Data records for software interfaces

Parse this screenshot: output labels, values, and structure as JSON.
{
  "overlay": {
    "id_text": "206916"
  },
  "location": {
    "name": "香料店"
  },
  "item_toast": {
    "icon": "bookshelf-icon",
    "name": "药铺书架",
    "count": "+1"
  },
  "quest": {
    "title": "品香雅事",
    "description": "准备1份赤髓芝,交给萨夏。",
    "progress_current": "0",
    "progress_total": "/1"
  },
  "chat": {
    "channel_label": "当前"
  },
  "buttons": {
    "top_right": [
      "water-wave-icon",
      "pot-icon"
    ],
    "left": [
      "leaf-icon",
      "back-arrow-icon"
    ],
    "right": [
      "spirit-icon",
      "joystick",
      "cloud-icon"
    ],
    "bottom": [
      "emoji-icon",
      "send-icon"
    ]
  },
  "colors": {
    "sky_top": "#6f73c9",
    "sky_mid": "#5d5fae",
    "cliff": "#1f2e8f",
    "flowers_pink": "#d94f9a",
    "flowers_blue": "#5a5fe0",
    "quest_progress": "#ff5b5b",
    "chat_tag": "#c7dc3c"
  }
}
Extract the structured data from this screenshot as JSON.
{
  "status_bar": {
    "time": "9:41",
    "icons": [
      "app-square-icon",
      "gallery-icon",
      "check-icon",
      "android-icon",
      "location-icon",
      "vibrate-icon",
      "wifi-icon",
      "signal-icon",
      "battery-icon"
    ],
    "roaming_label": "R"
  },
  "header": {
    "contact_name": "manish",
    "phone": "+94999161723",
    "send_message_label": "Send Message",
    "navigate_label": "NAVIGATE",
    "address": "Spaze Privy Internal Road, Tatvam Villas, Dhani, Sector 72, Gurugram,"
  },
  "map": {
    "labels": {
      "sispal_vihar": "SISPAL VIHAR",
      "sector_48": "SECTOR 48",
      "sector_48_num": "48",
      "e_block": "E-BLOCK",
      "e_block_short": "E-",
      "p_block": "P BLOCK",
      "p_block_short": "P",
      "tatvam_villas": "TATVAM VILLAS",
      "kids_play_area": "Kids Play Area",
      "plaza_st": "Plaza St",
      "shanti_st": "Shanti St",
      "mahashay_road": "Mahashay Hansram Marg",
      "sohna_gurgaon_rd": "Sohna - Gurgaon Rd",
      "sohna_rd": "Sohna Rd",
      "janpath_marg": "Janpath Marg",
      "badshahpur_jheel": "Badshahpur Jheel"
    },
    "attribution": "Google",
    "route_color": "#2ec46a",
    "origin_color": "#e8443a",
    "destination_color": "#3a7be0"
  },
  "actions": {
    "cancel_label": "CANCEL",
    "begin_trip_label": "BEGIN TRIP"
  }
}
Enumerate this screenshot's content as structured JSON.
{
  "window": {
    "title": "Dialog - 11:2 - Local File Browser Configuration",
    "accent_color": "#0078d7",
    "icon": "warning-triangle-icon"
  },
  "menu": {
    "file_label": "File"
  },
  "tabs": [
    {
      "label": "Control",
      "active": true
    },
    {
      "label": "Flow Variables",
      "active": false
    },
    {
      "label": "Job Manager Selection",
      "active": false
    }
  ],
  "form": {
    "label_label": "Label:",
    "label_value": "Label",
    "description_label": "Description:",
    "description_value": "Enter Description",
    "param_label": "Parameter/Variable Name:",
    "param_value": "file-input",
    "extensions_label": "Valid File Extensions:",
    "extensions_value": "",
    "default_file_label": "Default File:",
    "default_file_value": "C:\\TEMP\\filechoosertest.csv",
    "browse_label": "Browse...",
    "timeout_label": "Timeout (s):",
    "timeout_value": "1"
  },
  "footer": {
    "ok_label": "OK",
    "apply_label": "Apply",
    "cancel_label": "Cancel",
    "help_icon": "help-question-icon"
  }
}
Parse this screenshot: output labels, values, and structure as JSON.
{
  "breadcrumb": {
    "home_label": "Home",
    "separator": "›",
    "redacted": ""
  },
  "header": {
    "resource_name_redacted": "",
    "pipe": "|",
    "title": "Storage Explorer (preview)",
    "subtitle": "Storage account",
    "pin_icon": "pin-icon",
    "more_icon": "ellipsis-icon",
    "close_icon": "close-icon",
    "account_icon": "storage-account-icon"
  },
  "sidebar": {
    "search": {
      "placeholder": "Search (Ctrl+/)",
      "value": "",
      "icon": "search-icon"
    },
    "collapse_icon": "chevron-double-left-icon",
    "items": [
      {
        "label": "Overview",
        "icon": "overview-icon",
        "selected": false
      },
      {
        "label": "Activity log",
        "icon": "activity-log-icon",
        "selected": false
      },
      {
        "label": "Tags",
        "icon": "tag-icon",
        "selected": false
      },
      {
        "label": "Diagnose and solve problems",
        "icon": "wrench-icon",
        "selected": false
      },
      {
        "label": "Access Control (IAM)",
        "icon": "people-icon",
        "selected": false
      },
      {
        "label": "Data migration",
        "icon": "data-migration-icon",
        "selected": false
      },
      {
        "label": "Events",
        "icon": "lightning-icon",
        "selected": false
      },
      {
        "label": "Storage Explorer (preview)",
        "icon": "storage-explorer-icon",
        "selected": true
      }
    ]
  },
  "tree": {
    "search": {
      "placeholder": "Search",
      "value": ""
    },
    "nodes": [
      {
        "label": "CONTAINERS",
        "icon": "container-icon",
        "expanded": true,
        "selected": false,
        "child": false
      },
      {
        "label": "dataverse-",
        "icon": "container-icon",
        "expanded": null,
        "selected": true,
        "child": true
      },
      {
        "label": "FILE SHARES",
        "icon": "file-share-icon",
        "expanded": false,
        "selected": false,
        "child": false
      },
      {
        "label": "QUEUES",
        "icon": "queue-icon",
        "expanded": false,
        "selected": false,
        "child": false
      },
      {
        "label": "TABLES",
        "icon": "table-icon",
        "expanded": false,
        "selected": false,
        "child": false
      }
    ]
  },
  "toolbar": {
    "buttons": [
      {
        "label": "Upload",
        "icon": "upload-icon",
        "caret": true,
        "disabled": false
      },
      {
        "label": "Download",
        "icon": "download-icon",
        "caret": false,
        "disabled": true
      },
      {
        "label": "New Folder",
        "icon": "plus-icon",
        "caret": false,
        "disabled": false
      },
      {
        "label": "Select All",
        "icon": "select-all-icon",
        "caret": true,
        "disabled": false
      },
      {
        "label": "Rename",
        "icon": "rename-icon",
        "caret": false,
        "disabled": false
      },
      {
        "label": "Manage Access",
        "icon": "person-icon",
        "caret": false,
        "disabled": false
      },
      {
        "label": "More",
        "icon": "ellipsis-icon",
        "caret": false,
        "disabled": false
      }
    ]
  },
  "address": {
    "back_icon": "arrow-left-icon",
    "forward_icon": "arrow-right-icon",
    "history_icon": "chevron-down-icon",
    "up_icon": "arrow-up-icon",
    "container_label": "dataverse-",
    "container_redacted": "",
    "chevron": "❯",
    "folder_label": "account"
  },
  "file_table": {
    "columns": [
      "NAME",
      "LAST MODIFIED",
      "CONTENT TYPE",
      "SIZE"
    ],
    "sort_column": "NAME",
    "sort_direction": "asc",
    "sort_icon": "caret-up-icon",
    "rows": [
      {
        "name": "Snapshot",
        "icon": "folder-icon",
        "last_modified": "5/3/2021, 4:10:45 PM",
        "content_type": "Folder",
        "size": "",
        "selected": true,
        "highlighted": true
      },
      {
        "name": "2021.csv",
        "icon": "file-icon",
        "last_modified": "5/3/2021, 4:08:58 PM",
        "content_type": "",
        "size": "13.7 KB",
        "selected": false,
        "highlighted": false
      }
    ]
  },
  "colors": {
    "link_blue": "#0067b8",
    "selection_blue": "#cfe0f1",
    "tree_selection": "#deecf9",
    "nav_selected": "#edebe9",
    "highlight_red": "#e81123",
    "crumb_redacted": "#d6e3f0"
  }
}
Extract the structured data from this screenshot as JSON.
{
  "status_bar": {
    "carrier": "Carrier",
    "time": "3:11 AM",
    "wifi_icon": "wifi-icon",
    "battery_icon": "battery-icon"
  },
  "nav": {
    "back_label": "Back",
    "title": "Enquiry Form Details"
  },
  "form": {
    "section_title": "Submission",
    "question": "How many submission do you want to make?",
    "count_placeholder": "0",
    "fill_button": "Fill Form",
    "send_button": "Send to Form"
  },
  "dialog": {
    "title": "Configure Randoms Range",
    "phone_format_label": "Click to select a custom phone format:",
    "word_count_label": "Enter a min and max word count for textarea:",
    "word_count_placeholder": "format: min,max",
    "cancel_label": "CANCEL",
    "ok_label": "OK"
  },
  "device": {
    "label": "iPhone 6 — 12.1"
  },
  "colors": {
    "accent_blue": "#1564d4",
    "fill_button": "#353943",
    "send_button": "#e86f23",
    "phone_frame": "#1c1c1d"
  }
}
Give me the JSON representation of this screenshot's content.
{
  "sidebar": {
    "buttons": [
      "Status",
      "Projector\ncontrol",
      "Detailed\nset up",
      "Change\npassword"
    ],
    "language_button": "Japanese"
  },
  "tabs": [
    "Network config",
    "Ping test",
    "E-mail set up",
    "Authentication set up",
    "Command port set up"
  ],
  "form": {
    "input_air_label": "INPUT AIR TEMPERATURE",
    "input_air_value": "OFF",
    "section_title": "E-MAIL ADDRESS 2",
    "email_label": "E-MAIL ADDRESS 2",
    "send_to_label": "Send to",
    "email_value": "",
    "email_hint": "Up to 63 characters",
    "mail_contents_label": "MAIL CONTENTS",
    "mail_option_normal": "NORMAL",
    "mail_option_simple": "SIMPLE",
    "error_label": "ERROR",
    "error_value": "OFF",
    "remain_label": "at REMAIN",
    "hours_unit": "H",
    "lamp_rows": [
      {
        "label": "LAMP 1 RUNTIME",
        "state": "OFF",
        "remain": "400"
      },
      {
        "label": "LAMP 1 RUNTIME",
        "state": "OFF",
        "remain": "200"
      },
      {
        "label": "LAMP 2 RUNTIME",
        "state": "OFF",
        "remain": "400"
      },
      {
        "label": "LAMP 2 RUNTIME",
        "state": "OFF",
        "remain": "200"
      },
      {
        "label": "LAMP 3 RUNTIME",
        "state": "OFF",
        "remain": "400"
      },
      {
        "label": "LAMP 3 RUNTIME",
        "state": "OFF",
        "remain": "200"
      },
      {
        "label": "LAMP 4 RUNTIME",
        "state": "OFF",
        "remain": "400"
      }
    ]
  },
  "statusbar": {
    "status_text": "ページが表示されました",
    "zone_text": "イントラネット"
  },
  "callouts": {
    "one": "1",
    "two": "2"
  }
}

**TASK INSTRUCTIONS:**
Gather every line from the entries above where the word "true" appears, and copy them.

**PROBLEM SOLUTION:**
      "active": true
        "selected": true
        "expanded": true,
        "selected": true,
        "child": true
        "caret": true,
        "disabled": true
        "caret": true,
        "selected": true,
        "highlighted": true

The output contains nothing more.